Tetchy. Stressed. A little bit desperate. Rishi Sunak was all of these things in this morning’s hastily-convened press conference in Downing Street. But at least there was a spark, a sense of purpose — and, importantly, a flash of determination and authenticity. At the moment, that’s just about all he has to cling on to.
Sunak finds himself in the worst polling position a year out from a general election since John Major in 1991. This should be no surprise. Living standards have never before been so squeezed for so long, taxes so high for so little, the sense of elemental Government failure so profound. The Government’s total inability to control immigration — legal and illegal — only compounds the problem.
For a moment before I saw the lectern in Number 10 today plastered with a sign reading “Stop the Boats”, I wondered whether Sunak might use the press conference to throw in the towel, calling a snap election on his Rwanda plan and choosing self-immolation over the slow painful death seemingly coming his way. But no: he was pressing on, he confirmed, apparently convinced he can still turn this around.
When Boris Johnson became prime minister in July 2019, he used the power of the office to set the terms of the next election. Faced with a parliamentary roadblock to Brexit, he chose a strategy of maximum carnage, repeatedly driving headfirst into the constitution until he either smashed through it or received the credit for trying. The more Johnson was blocked, the more pressing the crisis became — and with it the attraction of getting Brexit done. Had he come into power and immediately called an election on the same platform, the message might not have been quite so powerful.

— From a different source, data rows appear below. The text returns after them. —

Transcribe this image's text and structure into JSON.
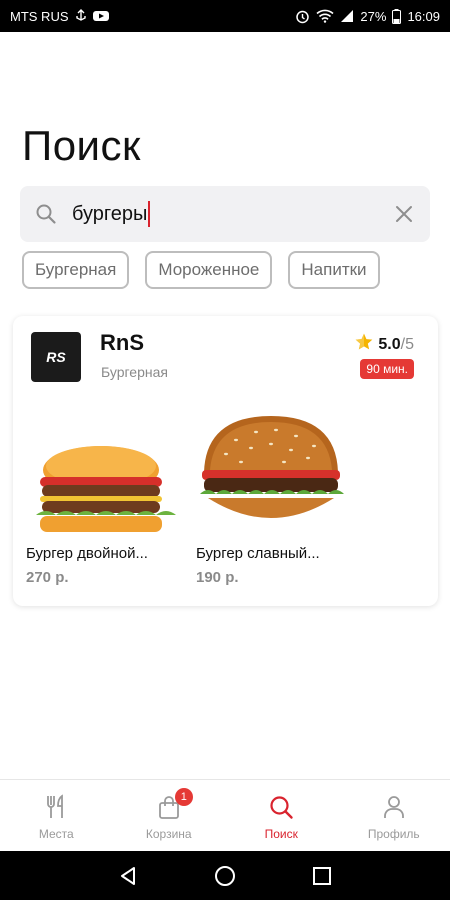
{
  "status_bar": {
    "carrier": "MTS RUS",
    "battery": "27%",
    "time": "16:09"
  },
  "page": {
    "title": "Поиск"
  },
  "search": {
    "value": "бургеры",
    "icon": "search-icon",
    "clear_icon": "close-icon"
  },
  "chips": [
    {
      "label": "Бургерная"
    },
    {
      "label": "Мороженное"
    },
    {
      "label": "Напитки"
    }
  ],
  "restaurant": {
    "logo_text": "RS",
    "name": "RnS",
    "category": "Бургерная",
    "rating": "5.0",
    "rating_max": "/5",
    "delivery_time": "90 мин.",
    "items": [
      {
        "name": "Бургер двойной...",
        "price": "270 р."
      },
      {
        "name": "Бургер славный...",
        "price": "190 р."
      }
    ]
  },
  "bottom_nav": {
    "items": [
      {
        "label": "Места",
        "icon": "fork-knife-icon"
      },
      {
        "label": "Корзина",
        "icon": "cart-bag-icon",
        "badge": "1"
      },
      {
        "label": "Поиск",
        "icon": "search-icon",
        "active": true
      },
      {
        "label": "Профиль",
        "icon": "profile-icon"
      }
    ]
  },
  "colors": {
    "accent": "#d9232e",
    "badge": "#e53935",
    "chip_border": "#bdbdbd"
  }
}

One danger for Labour is that Sunak now follows a similar playbook, relentlessly pushing the bounds of legality and constitutional probity to stop the boats. Under the plan, the Prime Minister can use all the roadblocks thrown in his way to his advantage until eventually declaring the need to leave the European Convention on Human Rights. By this point, the small boats issue may have become the dominant political crisis for voters, the blockage stopping all else. Having done everything possible to stop the boats without leaving the ECHR, calling for a mandate to do so might look less radical and more reasonable — a solution to a problem and not a problem requiring solutions of its own, which of course it will be.
The public might blame the crisis on the Government and decide Labour cannot do any worse. They might continue to care more about their falling living standards than illegal migration. Or they might simply conclude that leaving the ECHR after leaving the EU is a bridge too far. Keir Starmer has ruled out such a departure and opposes the very principle of sending asylum seekers to Rwanda. On every other issue Labour has closed down potential lines of attack: from taxes to fiscal responsibility, defence and even Brexit itself. But on the issue of illegal immigration, there is — ironically — clear blue water. This is surely where the Tories will try to at least claw back some support lost to Labour (and Reform UK).

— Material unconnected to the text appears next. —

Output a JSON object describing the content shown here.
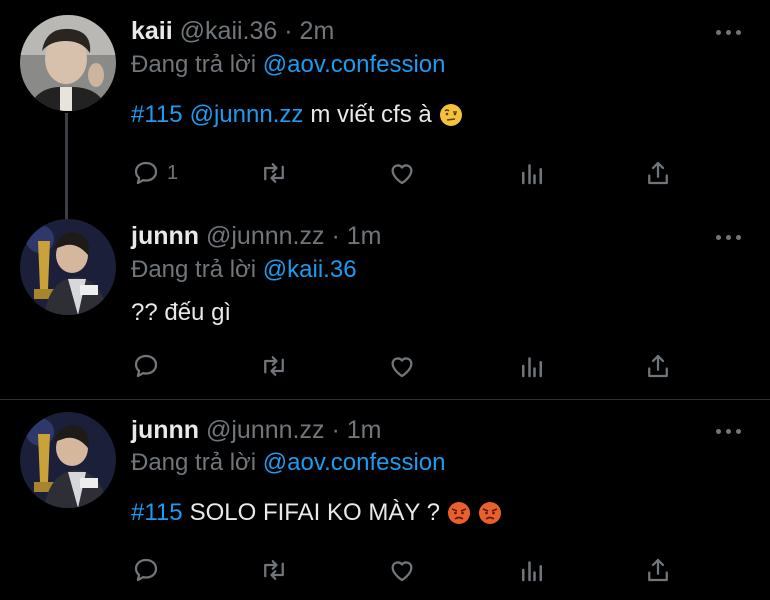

There are three fundamental problems with this strategy. One is public exhaustion. There are only so many times a government can use a crisis to its own advantage before the public decides that the government is responsible for causing it in the first place. The second is that the party seems too divided on the issue to fight a successful election campaign around it. Johnson had to purge a whole wing of the Tory party to be able to fight a Get Brexit done campaign. The third problem is Sunak himself: is he really capable of fighting such a campaign?

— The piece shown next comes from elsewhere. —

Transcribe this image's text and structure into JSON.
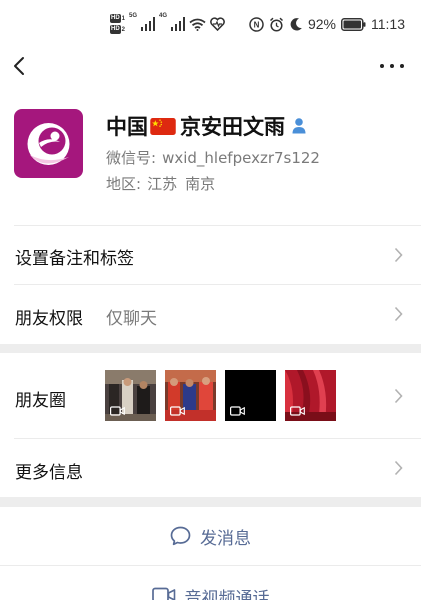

Today’s press conference showed the kind of fluent determination that he will need to do so. To stand any chance of success he will, in effect, have to campaign through government, just as Johnson did for the first six months of his premiership. He will need to drop the autocue and lean into the kind of Sunakisms with which he peppered his speech: “My patience has worn thin”; “It is patently unfair”; “It’s ridiculous what’s going on”. He has to prove he is prepared to try everything, that he is different, that he really believes what he’s saying. It’s a high-risk strategy, but — politically speaking — at least it’s something. Right now, he’s not go much else going for him.